- **What is needed**
Note how many lines in these entries contain "this", and reply with that number alone.

- **Source data**
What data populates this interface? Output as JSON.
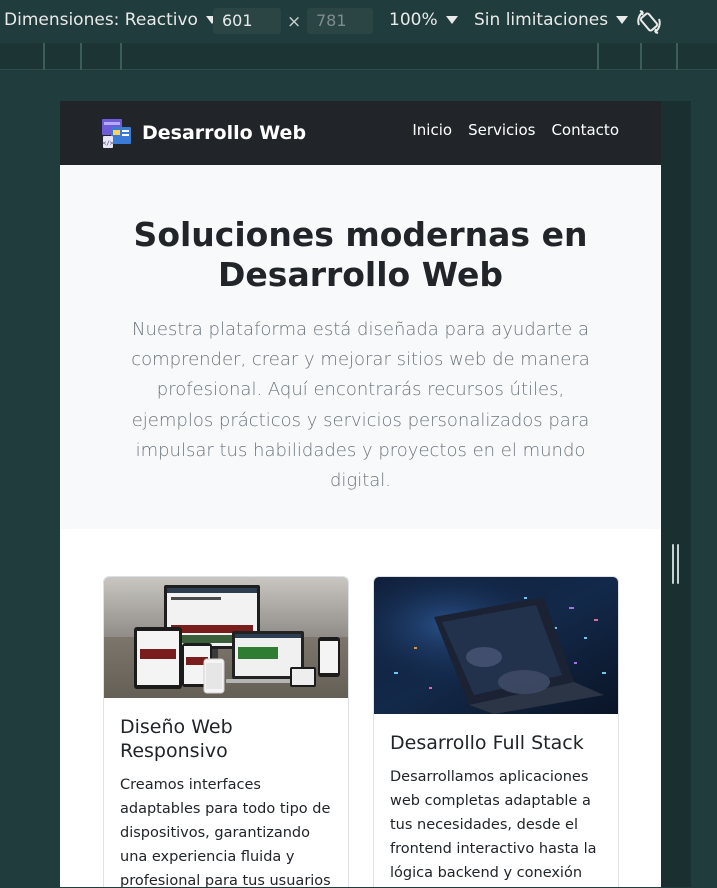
{
  "devtools": {
    "dimensions_label": "Dimensiones: Reactivo",
    "width_value": "601",
    "height_placeholder": "781",
    "times_symbol": "×",
    "zoom": "100%",
    "throttling": "Sin limitaciones",
    "icons": {
      "dropdown": "caret-down-icon",
      "rotate": "rotate-icon"
    }
  },
  "site": {
    "brand": "Desarrollo Web",
    "nav": [
      {
        "label": "Inicio"
      },
      {
        "label": "Servicios"
      },
      {
        "label": "Contacto"
      }
    ],
    "hero": {
      "title": "Soluciones modernas en Desarrollo Web",
      "text": "Nuestra plataforma está diseñada para ayudarte a comprender, crear y mejorar sitios web de manera profesional. Aquí encontrarás recursos útiles, ejemplos prácticos y servicios personalizados para impulsar tus habilidades y proyectos en el mundo digital."
    },
    "cards": [
      {
        "title": "Diseño Web Responsivo",
        "text": "Creamos interfaces adaptables para todo tipo de dispositivos, garantizando una experiencia fluida y profesional para tus usuarios"
      },
      {
        "title": "Desarrollo Full Stack",
        "text": "Desarrollamos aplicaciones web completas adaptable a tus necesidades, desde el frontend interactivo hasta la lógica backend y conexión"
      }
    ]
  },
  "colors": {
    "devtools_bg": "#213c3c",
    "navbar_bg": "#212529",
    "hero_bg": "#f8f9fa",
    "muted_text": "#6c757d"
  }
}
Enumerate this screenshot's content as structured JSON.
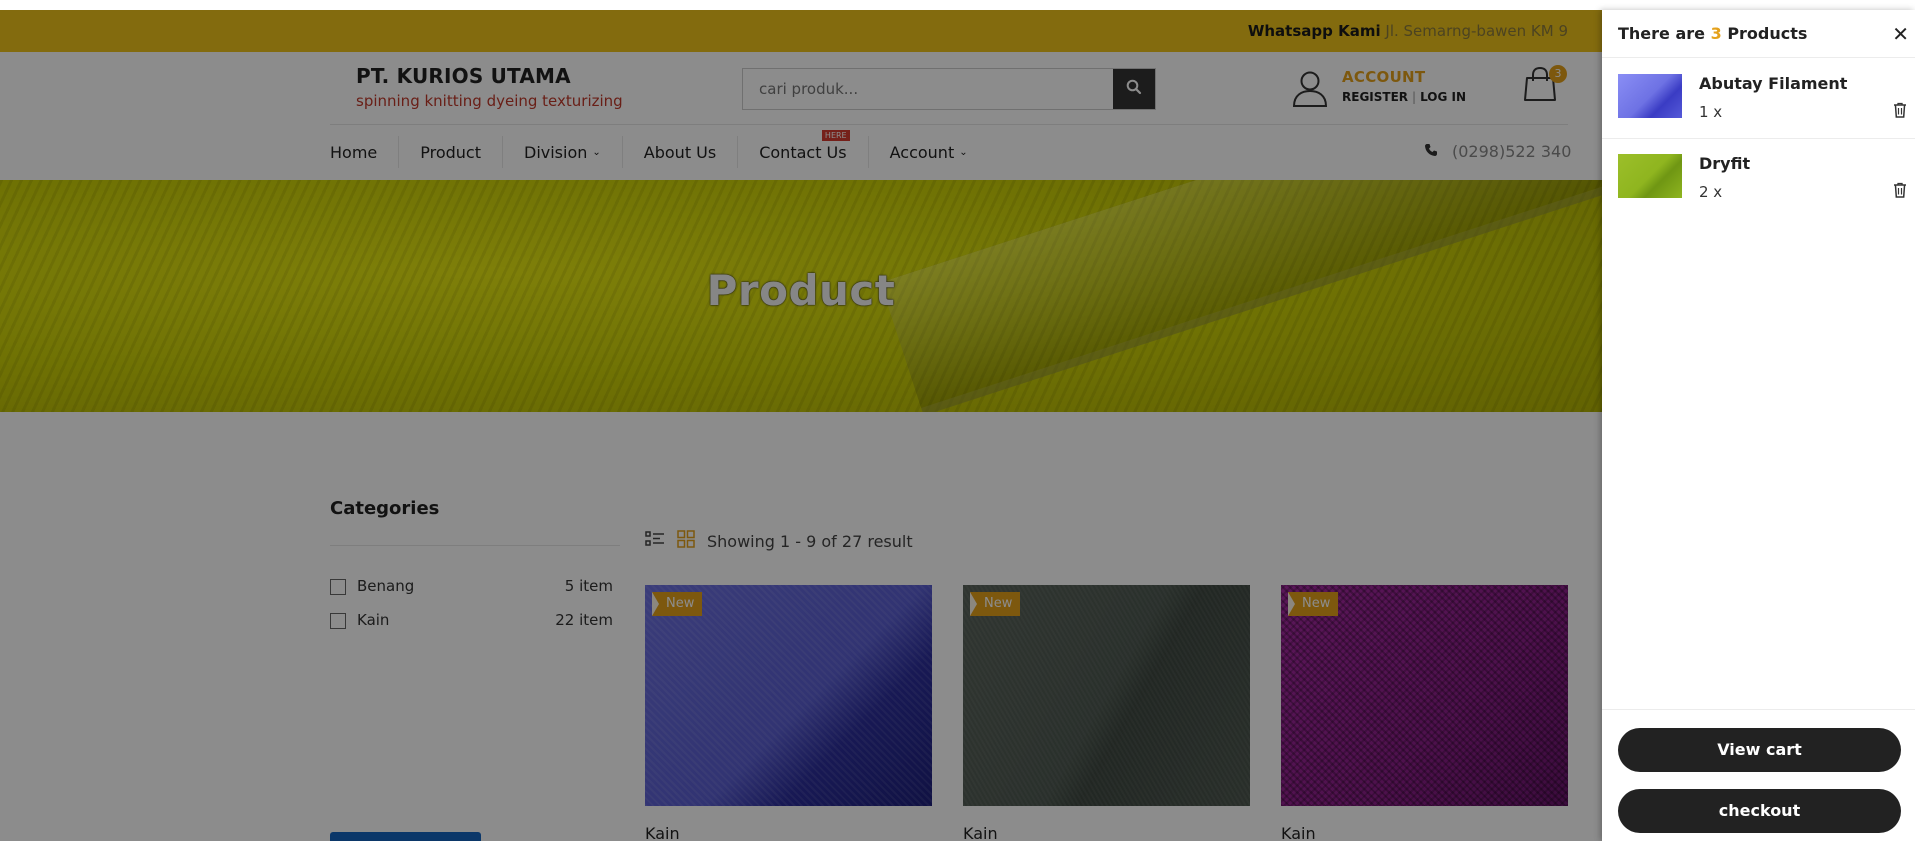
{
  "announce": {
    "label": "Whatsapp Kami",
    "address": "Jl. Semarng-bawen KM 9"
  },
  "brand": {
    "name": "PT. KURIOS UTAMA",
    "tagline": "spinning knitting dyeing texturizing"
  },
  "search": {
    "placeholder": "cari produk...",
    "icon": "search-icon"
  },
  "account": {
    "title": "ACCOUNT",
    "register": "REGISTER",
    "separator": "|",
    "login": "LOG IN"
  },
  "cart": {
    "count": "3"
  },
  "nav": {
    "items": [
      {
        "label": "Home"
      },
      {
        "label": "Product"
      },
      {
        "label": "Division",
        "chevron": "⌄"
      },
      {
        "label": "About Us"
      },
      {
        "label": "Contact Us",
        "badge": "HERE"
      },
      {
        "label": "Account",
        "chevron": "⌄"
      }
    ],
    "phone": "(0298)522 340"
  },
  "hero": {
    "title": "Product"
  },
  "categories": {
    "title": "Categories",
    "items": [
      {
        "label": "Benang",
        "count": "5 item"
      },
      {
        "label": "Kain",
        "count": "22 item"
      }
    ]
  },
  "listing": {
    "result_text": "Showing 1 - 9 of 27 result",
    "products": [
      {
        "badge": "New",
        "category": "Kain",
        "color": "#5a5ed0"
      },
      {
        "badge": "New",
        "category": "Kain",
        "color": "#4d5850"
      },
      {
        "badge": "New",
        "category": "Kain",
        "color": "#8e1f8c"
      }
    ]
  },
  "drawer": {
    "title_prefix": "There are",
    "title_count": "3",
    "title_suffix": "Products",
    "items": [
      {
        "name": "Abutay Filament",
        "qty": "1 x"
      },
      {
        "name": "Dryfit",
        "qty": "2 x"
      }
    ],
    "view_cart": "View cart",
    "checkout": "checkout"
  },
  "colors": {
    "accent": "#e4a11b",
    "announce_bg": "#eec41b",
    "brand_tagline": "#c0392b",
    "dark_button": "#222222"
  }
}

- **Answer for the task**
2